MPs’ focus on RSPCA a ‘disappointing distraction’ from animal welfare

16 October 2016

Responding to the Environment Food and Rural Affairs Committee (EFRACom) report on ‘Animal welfare in England: domestic pets’, which makes a number of recommendations to improve the implementation of the Animal Welfare Act 2006 but also calls for RSPCA to ‘step back’ from bringing prosecutions under the Act, Gudrun Ravetz, President of the British Veterinary Association (BVA), the UK’s leading body for vets, said:

“Calls to reduce the RSPCA’s prosecution powers received scant support from the organisations and individuals submitting evidence during the EFRACom inquiry so it is surprising that MPs are not only progressing, but shining a spotlight on this recommendation. The RSPCA is currently responsible for over 90% of prosecution activity on animal welfare issues and it is unclear who else would have the resources to take on this vital role. EFRACom’s focus on the RSPCA’s prosecution powers is a disappointing distraction from a report that, otherwise, makes many positive recommendations towards improving UK pet welfare.

“The full EFRACom report outlines recommendations that BVA has long called for, such as scheduling secondary legislation to address specific animal welfare issues given that, 10 years on from its launch, the full effectiveness of the Act in improving the five welfare needs of all animals has not yet been realised.”

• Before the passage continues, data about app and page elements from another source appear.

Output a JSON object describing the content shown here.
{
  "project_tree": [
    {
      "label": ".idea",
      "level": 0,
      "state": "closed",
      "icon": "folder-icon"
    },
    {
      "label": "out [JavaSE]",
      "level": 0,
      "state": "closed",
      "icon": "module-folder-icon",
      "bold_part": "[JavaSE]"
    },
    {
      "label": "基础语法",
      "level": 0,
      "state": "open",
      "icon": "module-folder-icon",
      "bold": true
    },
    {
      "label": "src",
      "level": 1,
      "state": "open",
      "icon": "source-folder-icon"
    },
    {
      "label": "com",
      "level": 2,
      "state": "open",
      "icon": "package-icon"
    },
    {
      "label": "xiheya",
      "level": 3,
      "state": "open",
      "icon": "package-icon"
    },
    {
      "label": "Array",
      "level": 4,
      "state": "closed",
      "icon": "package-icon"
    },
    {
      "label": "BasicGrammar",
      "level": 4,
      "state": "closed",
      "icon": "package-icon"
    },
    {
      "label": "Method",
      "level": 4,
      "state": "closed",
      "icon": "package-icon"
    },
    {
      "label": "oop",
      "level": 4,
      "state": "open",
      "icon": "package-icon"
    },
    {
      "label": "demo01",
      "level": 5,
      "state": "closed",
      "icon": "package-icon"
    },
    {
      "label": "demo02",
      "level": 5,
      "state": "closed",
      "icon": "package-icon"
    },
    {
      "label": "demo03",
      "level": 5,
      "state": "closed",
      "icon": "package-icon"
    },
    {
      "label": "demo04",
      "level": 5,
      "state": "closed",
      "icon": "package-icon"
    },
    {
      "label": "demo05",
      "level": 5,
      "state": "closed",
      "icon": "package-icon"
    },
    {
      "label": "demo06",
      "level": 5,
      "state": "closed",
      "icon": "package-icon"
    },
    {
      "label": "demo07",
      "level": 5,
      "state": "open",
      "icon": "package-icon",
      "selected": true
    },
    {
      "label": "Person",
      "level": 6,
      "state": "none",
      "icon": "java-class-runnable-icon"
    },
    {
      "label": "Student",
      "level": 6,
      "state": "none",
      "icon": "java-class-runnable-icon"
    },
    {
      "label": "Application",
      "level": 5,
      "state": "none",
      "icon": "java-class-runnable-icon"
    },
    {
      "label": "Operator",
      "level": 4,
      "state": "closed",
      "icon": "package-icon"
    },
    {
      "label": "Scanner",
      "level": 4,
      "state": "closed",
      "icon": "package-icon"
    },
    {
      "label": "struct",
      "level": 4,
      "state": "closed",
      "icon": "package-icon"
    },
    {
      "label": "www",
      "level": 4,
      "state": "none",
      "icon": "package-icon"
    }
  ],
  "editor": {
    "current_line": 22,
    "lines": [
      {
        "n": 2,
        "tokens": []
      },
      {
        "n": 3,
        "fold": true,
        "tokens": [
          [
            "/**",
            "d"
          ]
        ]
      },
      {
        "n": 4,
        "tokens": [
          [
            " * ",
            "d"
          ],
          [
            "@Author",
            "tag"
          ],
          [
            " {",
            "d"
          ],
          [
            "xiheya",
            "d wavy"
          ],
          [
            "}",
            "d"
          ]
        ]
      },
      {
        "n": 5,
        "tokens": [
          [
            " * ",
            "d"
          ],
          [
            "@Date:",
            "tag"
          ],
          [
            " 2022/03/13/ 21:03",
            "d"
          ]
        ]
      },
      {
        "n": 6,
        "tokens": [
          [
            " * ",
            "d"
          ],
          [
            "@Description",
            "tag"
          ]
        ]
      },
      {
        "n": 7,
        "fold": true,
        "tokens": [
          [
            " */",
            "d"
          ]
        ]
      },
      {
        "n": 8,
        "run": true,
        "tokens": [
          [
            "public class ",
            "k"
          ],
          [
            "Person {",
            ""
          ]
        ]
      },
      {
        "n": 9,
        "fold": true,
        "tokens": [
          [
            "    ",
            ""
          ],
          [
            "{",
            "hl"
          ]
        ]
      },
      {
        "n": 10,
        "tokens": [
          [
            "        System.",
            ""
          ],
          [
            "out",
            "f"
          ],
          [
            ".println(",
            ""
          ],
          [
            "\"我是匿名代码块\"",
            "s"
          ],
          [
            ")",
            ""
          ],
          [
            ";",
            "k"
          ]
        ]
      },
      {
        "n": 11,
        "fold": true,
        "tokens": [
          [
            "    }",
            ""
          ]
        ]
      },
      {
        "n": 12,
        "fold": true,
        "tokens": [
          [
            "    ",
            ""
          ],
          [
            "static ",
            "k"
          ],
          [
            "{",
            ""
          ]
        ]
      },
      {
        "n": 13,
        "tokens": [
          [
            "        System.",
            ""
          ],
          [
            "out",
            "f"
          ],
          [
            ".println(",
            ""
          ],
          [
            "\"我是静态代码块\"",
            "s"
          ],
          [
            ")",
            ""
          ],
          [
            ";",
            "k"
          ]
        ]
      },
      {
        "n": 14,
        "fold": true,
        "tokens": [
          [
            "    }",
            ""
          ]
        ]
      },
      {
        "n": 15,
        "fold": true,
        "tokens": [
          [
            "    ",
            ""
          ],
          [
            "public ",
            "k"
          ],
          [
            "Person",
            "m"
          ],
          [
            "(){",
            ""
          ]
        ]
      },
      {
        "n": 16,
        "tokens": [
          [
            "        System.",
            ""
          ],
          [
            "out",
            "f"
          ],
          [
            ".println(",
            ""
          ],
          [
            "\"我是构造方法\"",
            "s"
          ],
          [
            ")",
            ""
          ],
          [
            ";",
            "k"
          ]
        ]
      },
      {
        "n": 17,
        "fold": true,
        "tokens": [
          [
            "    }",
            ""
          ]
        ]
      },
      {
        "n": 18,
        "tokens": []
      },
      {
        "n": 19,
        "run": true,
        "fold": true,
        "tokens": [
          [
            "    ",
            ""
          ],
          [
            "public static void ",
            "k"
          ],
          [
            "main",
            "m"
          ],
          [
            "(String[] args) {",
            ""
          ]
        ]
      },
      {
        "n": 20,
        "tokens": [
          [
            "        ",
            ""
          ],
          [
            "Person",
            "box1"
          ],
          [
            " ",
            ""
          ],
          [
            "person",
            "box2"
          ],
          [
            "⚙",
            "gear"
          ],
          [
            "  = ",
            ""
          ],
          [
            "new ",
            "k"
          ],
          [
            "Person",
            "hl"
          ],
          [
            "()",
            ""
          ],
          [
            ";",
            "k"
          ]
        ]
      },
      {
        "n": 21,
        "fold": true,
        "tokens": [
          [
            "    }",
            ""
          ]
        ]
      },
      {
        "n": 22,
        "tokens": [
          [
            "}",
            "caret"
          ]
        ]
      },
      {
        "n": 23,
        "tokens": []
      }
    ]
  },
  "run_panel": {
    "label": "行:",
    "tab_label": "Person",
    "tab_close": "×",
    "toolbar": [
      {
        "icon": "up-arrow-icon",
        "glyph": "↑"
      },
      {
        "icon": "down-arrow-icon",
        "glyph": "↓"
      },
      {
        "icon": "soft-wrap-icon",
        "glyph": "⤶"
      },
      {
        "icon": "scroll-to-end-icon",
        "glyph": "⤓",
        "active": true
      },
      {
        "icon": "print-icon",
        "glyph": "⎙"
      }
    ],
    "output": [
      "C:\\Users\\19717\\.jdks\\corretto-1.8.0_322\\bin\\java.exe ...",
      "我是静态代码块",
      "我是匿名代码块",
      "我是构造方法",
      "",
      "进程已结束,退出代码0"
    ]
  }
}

BVA and the British Small Animal Veterinary Association (BSAVA) responded to the EFRACom’s inquiry calling for evidence earlier this year, which you can read here

In the joint consultation response, the two veterinary organisations recognised that the Animal Welfare Act 2006 has been effective in its aim of bringing the majority of animal welfare legislation under one umbrella, but expressed concern that too few pet owners are aware of their legal duty of care to their pet, as evidenced by the PDSA Animal Wellbeing (PAW) Report which shows that only one in three pet owners are familiar with their responsibilities.

British Veterinary Association President Gudrun Ravetz continued:
“Enforcement is essential to effective legislation, but prosecuting wrong-doers is not the only solution to ensuring the welfare of millions of pets.  We welcome the report’s recognition that education and other measures to tackle the root causes of poor animal welfare have a key role to play.

“It is encouraging that the report includes not only pragmatic measures around online pet sales, such as making it mandatory for websites to adhere to the Pet Advertising Advisory Group’s minimum standards, but that it also proposes the Government seize opportunities around Brexit to review the Pet Travel Scheme to ensure this non-commercial transport route does not continue to be exploited for criminal puppy smuggling.”

BVA and BSAVA calls that were met by EFRACom report recommendations include:

  • Updating dog breeding legislation to improve animal welfare
  • Ensuring that dog breeders whose dogs have three or more litters are licenced; with the EFRACom report going further, recommending that dogs with two or more litters are licensed
  • Ensuring dog owners whose dogs have one litter a year are registered with the local authority
  • Including the registration or licence number of the breeder in all online adverts
  • Establishing a centralised equine database

The BVA/BSAVA consultation response was supported by oral evidence to EFRACom provided by veterinary surgeons Heather Bacon and John Chitty, which you can read here